It’s a clever theory. But it’s incomplete, because it suggests that the decline of mobility is a sign that modern workers are sorting themselves efficiently. But if labor markets were operating efficiently, workers would be moving to where their work was most valuable. Instead, the opposite is happening. People aren’t moving toward productivity. They’re moving toward cheap housing.
Can housing costs be blamed for the decline in geographic mobility? Yes, they can.
Between 1880 and 1980, people generally moved from poor states to rich states, seeking the best jobs. “The creation of a single automobile plant—Ford’s River Rouge complex, completed in 1928—boosted Michigan’s population by creating more than 100,000 workers,” as Tim Noah reported. Migration promoted geographical equality.
But today, not only are families moving less, but also they’re moving in the opposite direction, from rich areas to poorer areas, mainly because of housing costs.
Whereas the middle class used to move toward productivity and jobs, like the River Rouge complex, they’re now barricaded from the most productive places by housing costs. So they’re moving toward cheap housing, instead. Tighter land-use regulations in rich metros pushed up housing values, according to the Harvard economists Peter Ganong and Daniel Shoag. Expensive housing in productive metros priced out the middle class and created “segregation along economic dimensions, with limited access for most workers to America’s most productive cities,” they wrote.
In the larger picture, high migration rates used to be a force for national equality. Now, low migration rates, and the new direction of migration from rich to poorer states, are a force for geographical inequality.
Finally, the great sort of Americans has created a handful of startup hotbeds, where networks of entrepreneurs help each other start companies, while business dynamism in the rest of country has languished. Like smoking habits and fitness, entrepreneurship is a contagious behavior. “Exposing individuals to entrepreneurs may encourage them to start their own ventures,” the Kauffman Foundation, a nonprofit that studies entrepreneurship and education, concluded. People who know startup founders are more likely to found startups. What’s more, people who live in the richest parts of the country, like the northeast, are “more likely to know entrepreneurs overall than in other areas of the country.” Meanwhile, poorer people were less likely to say they knew entrepreneurs in the study.

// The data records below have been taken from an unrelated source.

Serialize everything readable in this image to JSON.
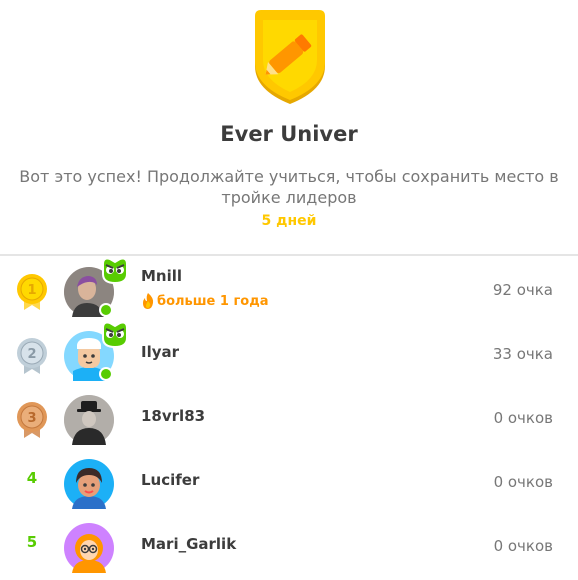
{
  "league": {
    "name": "Ever Univer",
    "message": "Вот это успех! Продолжайте учиться, чтобы сохранить место в тройке лидеров",
    "days_left": "5 дней",
    "badge_icon": "pencil-shield-icon",
    "badge_color": "#ffc800"
  },
  "leaderboard": [
    {
      "rank": "1",
      "medal": "gold",
      "username": "Mnill",
      "streak": "больше 1 года",
      "points": "92 очка",
      "online": true,
      "super": true
    },
    {
      "rank": "2",
      "medal": "silver",
      "username": "Ilyar",
      "points": "33 очка",
      "online": true,
      "super": true
    },
    {
      "rank": "3",
      "medal": "bronze",
      "username": "18vrl83",
      "points": "0 очков",
      "online": false,
      "super": false
    },
    {
      "rank": "4",
      "username": "Lucifer",
      "points": "0 очков",
      "online": false,
      "super": false
    },
    {
      "rank": "5",
      "username": "Mari_Garlik",
      "points": "0 очков",
      "online": false,
      "super": false
    }
  ],
  "colors": {
    "gold": "#ffc800",
    "silver": "#c0cfd9",
    "bronze": "#e09758",
    "green": "#58cc02",
    "orange": "#ff9600"
  }
}
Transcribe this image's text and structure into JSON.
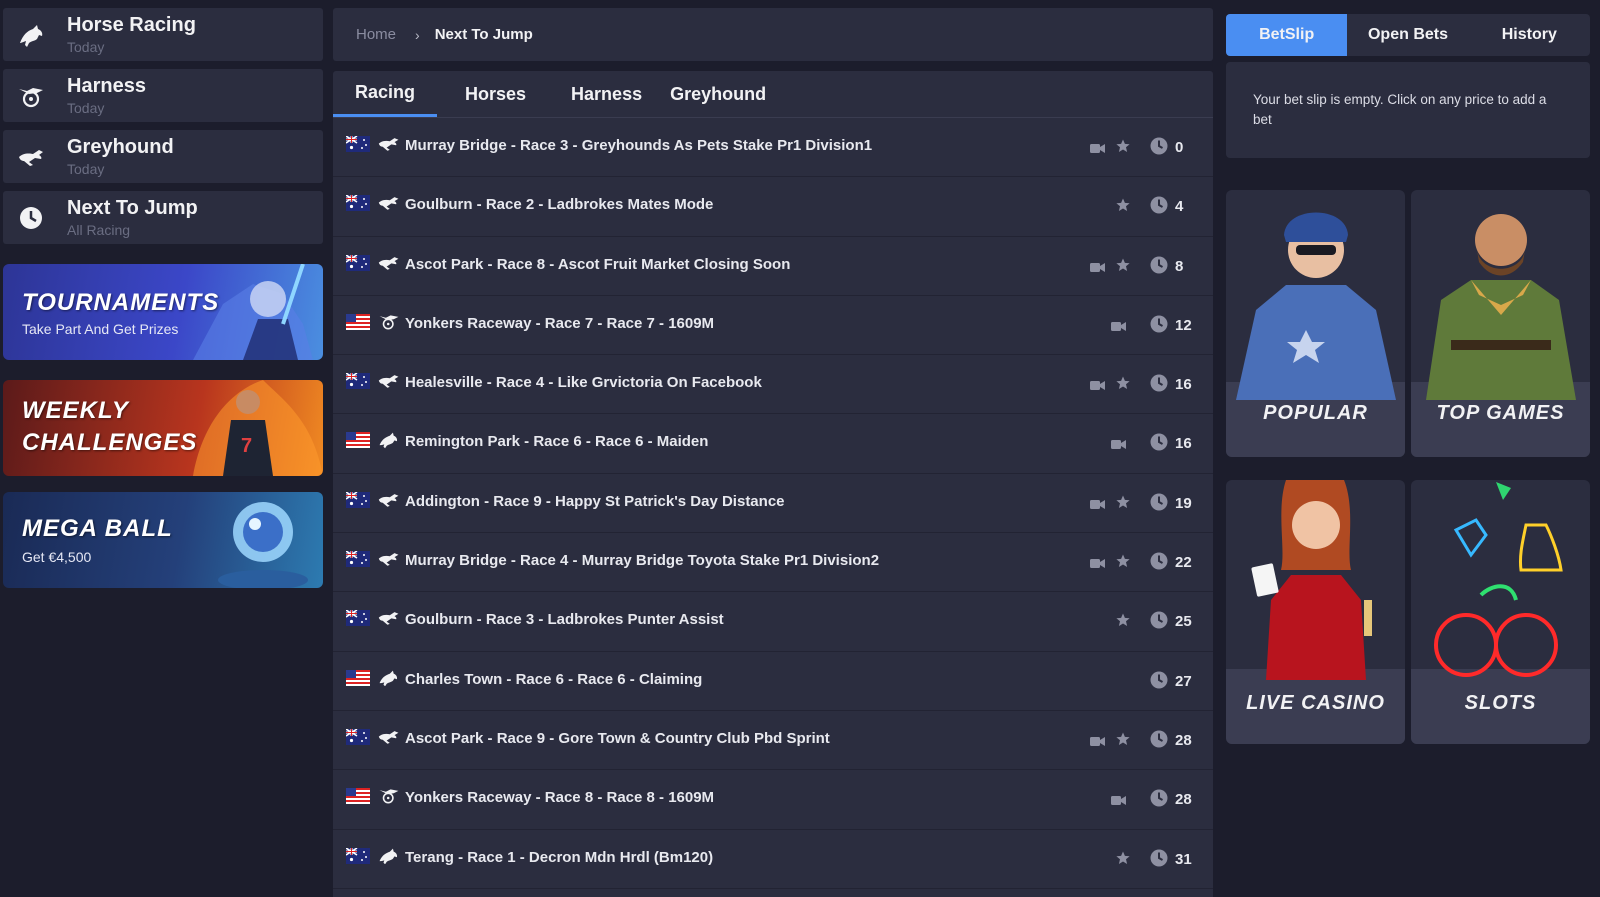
{
  "sidebar": {
    "items": [
      {
        "title": "Horse Racing",
        "subtitle": "Today",
        "icon": "horse-icon"
      },
      {
        "title": "Harness",
        "subtitle": "Today",
        "icon": "harness-icon"
      },
      {
        "title": "Greyhound",
        "subtitle": "Today",
        "icon": "greyhound-icon"
      },
      {
        "title": "Next To Jump",
        "subtitle": "All Racing",
        "icon": "clock-icon"
      }
    ],
    "promos": [
      {
        "title": "TOURNAMENTS",
        "subtitle": "Take Part And Get Prizes"
      },
      {
        "title_line1": "WEEKLY",
        "title_line2": "CHALLENGES"
      },
      {
        "title": "MEGA BALL",
        "subtitle": "Get €4,500"
      }
    ]
  },
  "breadcrumb": {
    "home": "Home",
    "separator": "›",
    "current": "Next To Jump"
  },
  "tabs": [
    "Racing",
    "Horses",
    "Harness",
    "Greyhound"
  ],
  "active_tab": "Racing",
  "races": [
    {
      "flag": "au",
      "type": "greyhound",
      "name": "Murray Bridge - Race 3 - Greyhounds As Pets Stake Pr1 Division1",
      "video": true,
      "fav": true,
      "mins": "0"
    },
    {
      "flag": "au",
      "type": "greyhound",
      "name": "Goulburn - Race 2 - Ladbrokes Mates Mode",
      "video": false,
      "fav": true,
      "mins": "4"
    },
    {
      "flag": "au",
      "type": "greyhound",
      "name": "Ascot Park - Race 8 - Ascot Fruit Market Closing Soon",
      "video": true,
      "fav": true,
      "mins": "8"
    },
    {
      "flag": "us",
      "type": "harness",
      "name": "Yonkers Raceway - Race 7 - Race 7 - 1609M",
      "video": true,
      "fav": false,
      "mins": "12"
    },
    {
      "flag": "au",
      "type": "greyhound",
      "name": "Healesville - Race 4 - Like Grvictoria On Facebook",
      "video": true,
      "fav": true,
      "mins": "16"
    },
    {
      "flag": "us",
      "type": "horse",
      "name": "Remington Park - Race 6 - Race 6 - Maiden",
      "video": true,
      "fav": false,
      "mins": "16"
    },
    {
      "flag": "au",
      "type": "greyhound",
      "name": "Addington - Race 9 - Happy St Patrick's Day Distance",
      "video": true,
      "fav": true,
      "mins": "19"
    },
    {
      "flag": "au",
      "type": "greyhound",
      "name": "Murray Bridge - Race 4 - Murray Bridge Toyota Stake Pr1 Division2",
      "video": true,
      "fav": true,
      "mins": "22"
    },
    {
      "flag": "au",
      "type": "greyhound",
      "name": "Goulburn - Race 3 - Ladbrokes Punter Assist",
      "video": false,
      "fav": true,
      "mins": "25"
    },
    {
      "flag": "us",
      "type": "horse",
      "name": "Charles Town - Race 6 - Race 6 - Claiming",
      "video": false,
      "fav": false,
      "mins": "27"
    },
    {
      "flag": "au",
      "type": "greyhound",
      "name": "Ascot Park - Race 9 - Gore Town & Country Club Pbd Sprint",
      "video": true,
      "fav": true,
      "mins": "28"
    },
    {
      "flag": "us",
      "type": "harness",
      "name": "Yonkers Raceway - Race 8 - Race 8 - 1609M",
      "video": true,
      "fav": false,
      "mins": "28"
    },
    {
      "flag": "au",
      "type": "horse",
      "name": "Terang - Race 1 - Decron Mdn Hrdl (Bm120)",
      "video": false,
      "fav": true,
      "mins": "31"
    }
  ],
  "betslip": {
    "tabs": [
      "BetSlip",
      "Open Bets",
      "History"
    ],
    "active": "BetSlip",
    "empty_message": "Your bet slip is empty. Click on any price to add a bet"
  },
  "tiles": [
    "POPULAR",
    "TOP GAMES",
    "LIVE CASINO",
    "SLOTS"
  ],
  "colors": {
    "accent": "#4a8ef2",
    "panel": "#2b2d3f",
    "background": "#1c1d2c"
  }
}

This, too, is an inversion of old norms. Smaller counties used to lead the nation in the growth in new businesses even through the early 1990s. But this decade, small counties have lost businesses, while venture capital, the lifeblood of high-growth startups, clustered in a handful of metros. The Bay Area (including San Francisco and San Jose) accounts for about 40 percent of all venture investments. Including New York, Boston, and Los Angeles, four regions account for two-thirds of all VC funding.